Dataset rows for apps and sites:
-------------------------

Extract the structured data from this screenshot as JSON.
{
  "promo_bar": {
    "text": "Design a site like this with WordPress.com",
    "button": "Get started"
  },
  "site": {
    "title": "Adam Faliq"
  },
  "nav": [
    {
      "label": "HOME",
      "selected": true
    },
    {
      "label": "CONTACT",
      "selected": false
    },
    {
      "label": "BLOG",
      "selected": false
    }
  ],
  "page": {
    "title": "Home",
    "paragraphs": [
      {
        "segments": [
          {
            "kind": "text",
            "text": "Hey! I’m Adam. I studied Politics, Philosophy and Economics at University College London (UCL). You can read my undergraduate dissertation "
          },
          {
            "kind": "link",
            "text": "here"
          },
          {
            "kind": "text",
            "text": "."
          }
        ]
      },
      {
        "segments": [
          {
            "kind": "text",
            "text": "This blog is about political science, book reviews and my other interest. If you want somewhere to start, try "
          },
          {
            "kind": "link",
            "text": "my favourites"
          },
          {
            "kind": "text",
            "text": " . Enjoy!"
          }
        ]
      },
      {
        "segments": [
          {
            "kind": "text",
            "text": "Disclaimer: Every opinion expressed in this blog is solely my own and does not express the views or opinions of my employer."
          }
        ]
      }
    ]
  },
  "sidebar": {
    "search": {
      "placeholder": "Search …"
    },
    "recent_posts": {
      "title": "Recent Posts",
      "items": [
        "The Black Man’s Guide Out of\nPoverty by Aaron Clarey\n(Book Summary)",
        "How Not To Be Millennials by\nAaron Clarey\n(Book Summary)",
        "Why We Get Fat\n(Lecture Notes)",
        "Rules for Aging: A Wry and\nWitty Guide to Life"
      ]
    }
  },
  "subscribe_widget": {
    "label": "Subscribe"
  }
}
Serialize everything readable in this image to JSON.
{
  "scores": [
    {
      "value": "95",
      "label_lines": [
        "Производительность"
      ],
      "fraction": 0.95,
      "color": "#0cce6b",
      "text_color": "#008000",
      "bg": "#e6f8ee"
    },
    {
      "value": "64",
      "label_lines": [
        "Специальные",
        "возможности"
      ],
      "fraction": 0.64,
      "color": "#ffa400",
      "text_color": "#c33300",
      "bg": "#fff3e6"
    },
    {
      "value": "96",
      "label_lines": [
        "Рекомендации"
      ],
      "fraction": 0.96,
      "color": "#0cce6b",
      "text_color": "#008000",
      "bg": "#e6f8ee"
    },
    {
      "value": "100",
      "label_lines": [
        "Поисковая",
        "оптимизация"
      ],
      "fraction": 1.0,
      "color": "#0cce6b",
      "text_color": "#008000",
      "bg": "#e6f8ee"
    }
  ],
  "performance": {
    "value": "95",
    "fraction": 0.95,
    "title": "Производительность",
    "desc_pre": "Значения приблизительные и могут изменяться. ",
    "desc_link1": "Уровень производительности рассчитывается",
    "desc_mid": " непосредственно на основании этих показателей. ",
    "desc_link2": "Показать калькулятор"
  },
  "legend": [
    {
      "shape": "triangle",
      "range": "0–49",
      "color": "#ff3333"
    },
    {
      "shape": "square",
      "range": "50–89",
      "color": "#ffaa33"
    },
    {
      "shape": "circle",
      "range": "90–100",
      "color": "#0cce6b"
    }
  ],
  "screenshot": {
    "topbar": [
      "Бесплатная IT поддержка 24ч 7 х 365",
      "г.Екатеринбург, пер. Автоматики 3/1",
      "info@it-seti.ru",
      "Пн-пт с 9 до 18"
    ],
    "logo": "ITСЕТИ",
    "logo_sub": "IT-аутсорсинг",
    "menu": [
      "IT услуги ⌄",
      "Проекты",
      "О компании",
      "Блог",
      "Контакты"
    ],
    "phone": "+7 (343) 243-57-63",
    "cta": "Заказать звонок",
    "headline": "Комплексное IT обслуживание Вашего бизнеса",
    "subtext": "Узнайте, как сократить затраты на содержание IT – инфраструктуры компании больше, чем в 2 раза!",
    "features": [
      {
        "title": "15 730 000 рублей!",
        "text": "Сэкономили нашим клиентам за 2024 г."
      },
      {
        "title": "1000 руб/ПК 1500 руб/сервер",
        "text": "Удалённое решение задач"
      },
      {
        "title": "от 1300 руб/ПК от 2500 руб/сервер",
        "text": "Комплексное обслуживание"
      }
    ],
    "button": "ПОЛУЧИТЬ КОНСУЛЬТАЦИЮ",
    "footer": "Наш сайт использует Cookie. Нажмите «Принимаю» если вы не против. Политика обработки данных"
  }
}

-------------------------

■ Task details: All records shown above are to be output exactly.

■ Answer to the exercise:
Extract the structured data from this screenshot as JSON.
{
  "promo_bar": {
    "text": "Design a site like this with WordPress.com",
    "button": "Get started"
  },
  "site": {
    "title": "Adam Faliq"
  },
  "nav": [
    {
      "label": "HOME",
      "selected": true
    },
    {
      "label": "CONTACT",
      "selected": false
    },
    {
      "label": "BLOG",
      "selected": false
    }
  ],
  "page": {
    "title": "Home",
    "paragraphs": [
      {
        "segments": [
          {
            "kind": "text",
            "text": "Hey! I’m Adam. I studied Politics, Philosophy and Economics at University College London (UCL). You can read my undergraduate dissertation "
          },
          {
            "kind": "link",
            "text": "here"
          },
          {
            "kind": "text",
            "text": "."
          }
        ]
      },
      {
        "segments": [
          {
            "kind": "text",
            "text": "This blog is about political science, book reviews and my other interest. If you want somewhere to start, try "
          },
          {
            "kind": "link",
            "text": "my favourites"
          },
          {
            "kind": "text",
            "text": " . Enjoy!"
          }
        ]
      },
      {
        "segments": [
          {
            "kind": "text",
            "text": "Disclaimer: Every opinion expressed in this blog is solely my own and does not express the views or opinions of my employer."
          }
        ]
      }
    ]
  },
  "sidebar": {
    "search": {
      "placeholder": "Search …"
    },
    "recent_posts": {
      "title": "Recent Posts",
      "items": [
        "The Black Man’s Guide Out of\nPoverty by Aaron Clarey\n(Book Summary)",
        "How Not To Be Millennials by\nAaron Clarey\n(Book Summary)",
        "Why We Get Fat\n(Lecture Notes)",
        "Rules for Aging: A Wry and\nWitty Guide to Life"
      ]
    }
  },
  "subscribe_widget": {
    "label": "Subscribe"
  }
}
Serialize everything readable in this image to JSON.
{
  "scores": [
    {
      "value": "95",
      "label_lines": [
        "Производительность"
      ],
      "fraction": 0.95,
      "color": "#0cce6b",
      "text_color": "#008000",
      "bg": "#e6f8ee"
    },
    {
      "value": "64",
      "label_lines": [
        "Специальные",
        "возможности"
      ],
      "fraction": 0.64,
      "color": "#ffa400",
      "text_color": "#c33300",
      "bg": "#fff3e6"
    },
    {
      "value": "96",
      "label_lines": [
        "Рекомендации"
      ],
      "fraction": 0.96,
      "color": "#0cce6b",
      "text_color": "#008000",
      "bg": "#e6f8ee"
    },
    {
      "value": "100",
      "label_lines": [
        "Поисковая",
        "оптимизация"
      ],
      "fraction": 1.0,
      "color": "#0cce6b",
      "text_color": "#008000",
      "bg": "#e6f8ee"
    }
  ],
  "performance": {
    "value": "95",
    "fraction": 0.95,
    "title": "Производительность",
    "desc_pre": "Значения приблизительные и могут изменяться. ",
    "desc_link1": "Уровень производительности рассчитывается",
    "desc_mid": " непосредственно на основании этих показателей. ",
    "desc_link2": "Показать калькулятор"
  },
  "legend": [
    {
      "shape": "triangle",
      "range": "0–49",
      "color": "#ff3333"
    },
    {
      "shape": "square",
      "range": "50–89",
      "color": "#ffaa33"
    },
    {
      "shape": "circle",
      "range": "90–100",
      "color": "#0cce6b"
    }
  ],
  "screenshot": {
    "topbar": [
      "Бесплатная IT поддержка 24ч 7 х 365",
      "г.Екатеринбург, пер. Автоматики 3/1",
      "info@it-seti.ru",
      "Пн-пт с 9 до 18"
    ],
    "logo": "ITСЕТИ",
    "logo_sub": "IT-аутсорсинг",
    "menu": [
      "IT услуги ⌄",
      "Проекты",
      "О компании",
      "Блог",
      "Контакты"
    ],
    "phone": "+7 (343) 243-57-63",
    "cta": "Заказать звонок",
    "headline": "Комплексное IT обслуживание Вашего бизнеса",
    "subtext": "Узнайте, как сократить затраты на содержание IT – инфраструктуры компании больше, чем в 2 раза!",
    "features": [
      {
        "title": "15 730 000 рублей!",
        "text": "Сэкономили нашим клиентам за 2024 г."
      },
      {
        "title": "1000 руб/ПК 1500 руб/сервер",
        "text": "Удалённое решение задач"
      },
      {
        "title": "от 1300 руб/ПК от 2500 руб/сервер",
        "text": "Комплексное обслуживание"
      }
    ],
    "button": "ПОЛУЧИТЬ КОНСУЛЬТАЦИЮ",
    "footer": "Наш сайт использует Cookie. Нажмите «Принимаю» если вы не против. Политика обработки данных"
  }
}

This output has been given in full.